It is interesting to compare this imbalance with the US experience; 70% of prisoners in the United States are non-whites, with blacks being totally disproportionate.

The Ethiopian population in Israel is underprivileged, but getting less so than they were a decade ago.
According to Israel's Central Bureau of Statistics, average expenditure for an Ethiopian family is 9234 NIS/month, whereas the average expenditure for all Israeli families is 13967 NIS/month.
Drop-out rates from school are only s…

Back On-Line: UK Channel Four Report About Child Abuse

Survivors For Justice, the child abuse victims advocacy group, has re-posted the UK Channel Four's "Britain's Hidden Child Abuse", a documentary about child abuse in the British hareidi community. (This time, with Channel Four's permission, so hopefully You Tube won't take it down again!).

For those with an interest in this topic, it is well worth taking the next 40 minutes to watch it.

If you don't have the time, I wrote up a summary here.

Cover-Up in Kiryat Sefer

A major topic in recent weeks in New York (R.Weberman) and London (R.Padwa and R.Halpern) is now hitting Israel.

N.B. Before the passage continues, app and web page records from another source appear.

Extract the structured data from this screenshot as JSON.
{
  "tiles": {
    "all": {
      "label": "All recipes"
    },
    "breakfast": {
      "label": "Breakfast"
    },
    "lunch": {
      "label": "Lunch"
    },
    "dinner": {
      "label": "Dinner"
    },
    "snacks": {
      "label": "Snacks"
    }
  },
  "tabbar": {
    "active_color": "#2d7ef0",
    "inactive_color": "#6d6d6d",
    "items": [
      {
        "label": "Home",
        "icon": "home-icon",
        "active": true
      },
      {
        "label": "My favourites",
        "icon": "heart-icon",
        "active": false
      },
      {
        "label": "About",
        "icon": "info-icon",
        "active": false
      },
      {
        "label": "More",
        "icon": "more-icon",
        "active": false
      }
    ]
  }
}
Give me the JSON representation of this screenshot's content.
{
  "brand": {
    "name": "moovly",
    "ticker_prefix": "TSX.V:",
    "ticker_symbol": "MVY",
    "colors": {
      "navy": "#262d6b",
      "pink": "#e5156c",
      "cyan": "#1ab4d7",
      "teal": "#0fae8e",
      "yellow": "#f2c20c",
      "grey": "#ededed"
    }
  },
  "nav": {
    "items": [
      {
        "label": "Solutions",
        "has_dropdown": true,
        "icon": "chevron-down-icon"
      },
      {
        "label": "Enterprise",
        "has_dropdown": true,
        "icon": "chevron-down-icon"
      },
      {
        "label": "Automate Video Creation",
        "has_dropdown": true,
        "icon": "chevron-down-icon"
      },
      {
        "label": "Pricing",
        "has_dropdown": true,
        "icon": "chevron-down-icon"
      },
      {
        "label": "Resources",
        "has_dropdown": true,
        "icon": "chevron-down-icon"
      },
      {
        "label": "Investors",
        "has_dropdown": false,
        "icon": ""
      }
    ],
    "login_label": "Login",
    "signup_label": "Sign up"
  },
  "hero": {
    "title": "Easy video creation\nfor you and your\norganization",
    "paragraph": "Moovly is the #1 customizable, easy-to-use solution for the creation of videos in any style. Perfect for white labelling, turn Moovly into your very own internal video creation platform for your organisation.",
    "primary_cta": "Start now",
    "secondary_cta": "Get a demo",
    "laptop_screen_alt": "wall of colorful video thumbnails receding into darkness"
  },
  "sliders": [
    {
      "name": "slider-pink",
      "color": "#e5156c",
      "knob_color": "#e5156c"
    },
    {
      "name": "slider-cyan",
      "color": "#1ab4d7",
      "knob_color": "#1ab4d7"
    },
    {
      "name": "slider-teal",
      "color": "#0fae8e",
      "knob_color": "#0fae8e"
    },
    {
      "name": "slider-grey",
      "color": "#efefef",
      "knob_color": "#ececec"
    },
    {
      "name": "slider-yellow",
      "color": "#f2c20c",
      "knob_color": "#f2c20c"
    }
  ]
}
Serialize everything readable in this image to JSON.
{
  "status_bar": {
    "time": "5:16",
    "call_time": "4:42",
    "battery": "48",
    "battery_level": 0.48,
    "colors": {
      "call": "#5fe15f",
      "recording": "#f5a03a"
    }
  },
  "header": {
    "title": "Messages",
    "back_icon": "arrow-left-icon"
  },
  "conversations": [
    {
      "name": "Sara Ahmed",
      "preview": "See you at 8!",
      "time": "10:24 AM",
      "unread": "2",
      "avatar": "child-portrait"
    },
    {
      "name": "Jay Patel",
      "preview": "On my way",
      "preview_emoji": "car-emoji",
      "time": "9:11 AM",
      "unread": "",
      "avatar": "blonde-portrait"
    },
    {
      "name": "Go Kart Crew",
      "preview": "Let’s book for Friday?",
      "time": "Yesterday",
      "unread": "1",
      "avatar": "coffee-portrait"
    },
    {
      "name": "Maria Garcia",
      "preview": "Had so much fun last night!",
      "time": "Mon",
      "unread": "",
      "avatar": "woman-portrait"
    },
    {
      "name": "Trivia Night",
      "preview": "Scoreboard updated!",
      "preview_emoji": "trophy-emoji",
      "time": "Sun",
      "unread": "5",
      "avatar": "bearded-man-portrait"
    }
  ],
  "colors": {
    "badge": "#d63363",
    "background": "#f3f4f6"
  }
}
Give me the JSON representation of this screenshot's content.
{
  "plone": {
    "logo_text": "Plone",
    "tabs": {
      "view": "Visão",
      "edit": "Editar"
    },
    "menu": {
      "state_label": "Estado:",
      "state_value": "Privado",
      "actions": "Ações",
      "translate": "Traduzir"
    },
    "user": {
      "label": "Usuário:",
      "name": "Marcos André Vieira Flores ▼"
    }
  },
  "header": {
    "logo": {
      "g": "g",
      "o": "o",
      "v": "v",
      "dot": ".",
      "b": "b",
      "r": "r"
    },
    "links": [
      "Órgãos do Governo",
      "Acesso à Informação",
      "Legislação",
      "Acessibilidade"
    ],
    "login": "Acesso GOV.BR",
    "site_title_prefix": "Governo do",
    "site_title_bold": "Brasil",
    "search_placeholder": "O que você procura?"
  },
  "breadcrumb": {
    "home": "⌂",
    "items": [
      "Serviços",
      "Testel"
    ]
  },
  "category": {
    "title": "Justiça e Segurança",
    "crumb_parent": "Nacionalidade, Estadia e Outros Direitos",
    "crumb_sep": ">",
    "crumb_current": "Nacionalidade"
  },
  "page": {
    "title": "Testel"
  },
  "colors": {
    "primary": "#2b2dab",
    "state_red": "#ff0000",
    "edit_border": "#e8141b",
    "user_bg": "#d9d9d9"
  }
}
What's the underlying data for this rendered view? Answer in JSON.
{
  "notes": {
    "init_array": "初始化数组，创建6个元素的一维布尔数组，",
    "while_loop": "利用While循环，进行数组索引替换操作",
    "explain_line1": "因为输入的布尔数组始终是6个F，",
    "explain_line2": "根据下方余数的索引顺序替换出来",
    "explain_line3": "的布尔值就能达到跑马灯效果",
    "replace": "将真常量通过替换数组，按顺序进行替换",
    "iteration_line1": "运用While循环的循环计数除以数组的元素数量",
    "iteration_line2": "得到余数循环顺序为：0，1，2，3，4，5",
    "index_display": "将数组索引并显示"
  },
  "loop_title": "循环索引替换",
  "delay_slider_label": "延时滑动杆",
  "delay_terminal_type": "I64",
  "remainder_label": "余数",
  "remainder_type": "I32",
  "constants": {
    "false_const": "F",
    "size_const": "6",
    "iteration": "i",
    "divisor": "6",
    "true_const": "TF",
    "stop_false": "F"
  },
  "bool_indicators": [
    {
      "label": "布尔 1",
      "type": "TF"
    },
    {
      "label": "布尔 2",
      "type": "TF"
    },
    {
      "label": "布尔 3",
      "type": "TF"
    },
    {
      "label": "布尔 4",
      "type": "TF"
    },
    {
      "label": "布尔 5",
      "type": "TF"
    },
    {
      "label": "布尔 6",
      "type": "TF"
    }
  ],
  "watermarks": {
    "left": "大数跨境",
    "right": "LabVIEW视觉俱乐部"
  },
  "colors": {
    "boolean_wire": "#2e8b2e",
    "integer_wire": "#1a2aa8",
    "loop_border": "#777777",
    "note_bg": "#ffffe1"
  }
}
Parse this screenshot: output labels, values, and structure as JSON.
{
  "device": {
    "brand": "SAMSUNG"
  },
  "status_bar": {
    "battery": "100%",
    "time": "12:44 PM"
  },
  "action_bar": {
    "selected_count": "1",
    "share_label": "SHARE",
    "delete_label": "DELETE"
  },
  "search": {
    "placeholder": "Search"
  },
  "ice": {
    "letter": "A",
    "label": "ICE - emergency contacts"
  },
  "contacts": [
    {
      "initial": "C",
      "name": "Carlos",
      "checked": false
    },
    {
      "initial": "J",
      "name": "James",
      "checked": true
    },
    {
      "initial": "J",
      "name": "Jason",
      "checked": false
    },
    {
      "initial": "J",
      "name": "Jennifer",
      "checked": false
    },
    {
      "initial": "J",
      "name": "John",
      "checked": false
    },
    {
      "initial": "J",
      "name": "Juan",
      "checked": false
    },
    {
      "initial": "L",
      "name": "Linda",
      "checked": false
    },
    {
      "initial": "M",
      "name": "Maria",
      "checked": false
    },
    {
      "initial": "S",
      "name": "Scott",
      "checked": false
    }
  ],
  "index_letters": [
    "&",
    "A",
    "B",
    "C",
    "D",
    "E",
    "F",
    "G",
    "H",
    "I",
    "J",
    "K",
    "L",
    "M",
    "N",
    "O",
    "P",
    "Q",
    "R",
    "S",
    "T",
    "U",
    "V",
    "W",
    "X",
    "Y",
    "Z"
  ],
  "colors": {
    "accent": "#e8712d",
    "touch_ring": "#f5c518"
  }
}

A leading story in today's Israeli media is about an attack upon a 5 year old girl in Kiryat Sefer.
The girl was apparently walking to kindergarten, and was grabbed and severely abused by a man, for a period of two hours.
The focus of the story and much of the commentary is that neither the parents, nor anyone else directly involved, was willing to report the crime to the authorities - or assist the police in their investigation.
This has opened up the topic of cover-ups of child abuse, particularly in some closed ultra-orthodox communities. 
Some of the policies which increase risk of child abuse in such communities are:
1.  Taboo - the topic of child protection is not discussed and therefore adults, children and even community leaders and educators are ill-informed about it. 
2. Naivety - although 'stranger danger' is applied to people outside of the community…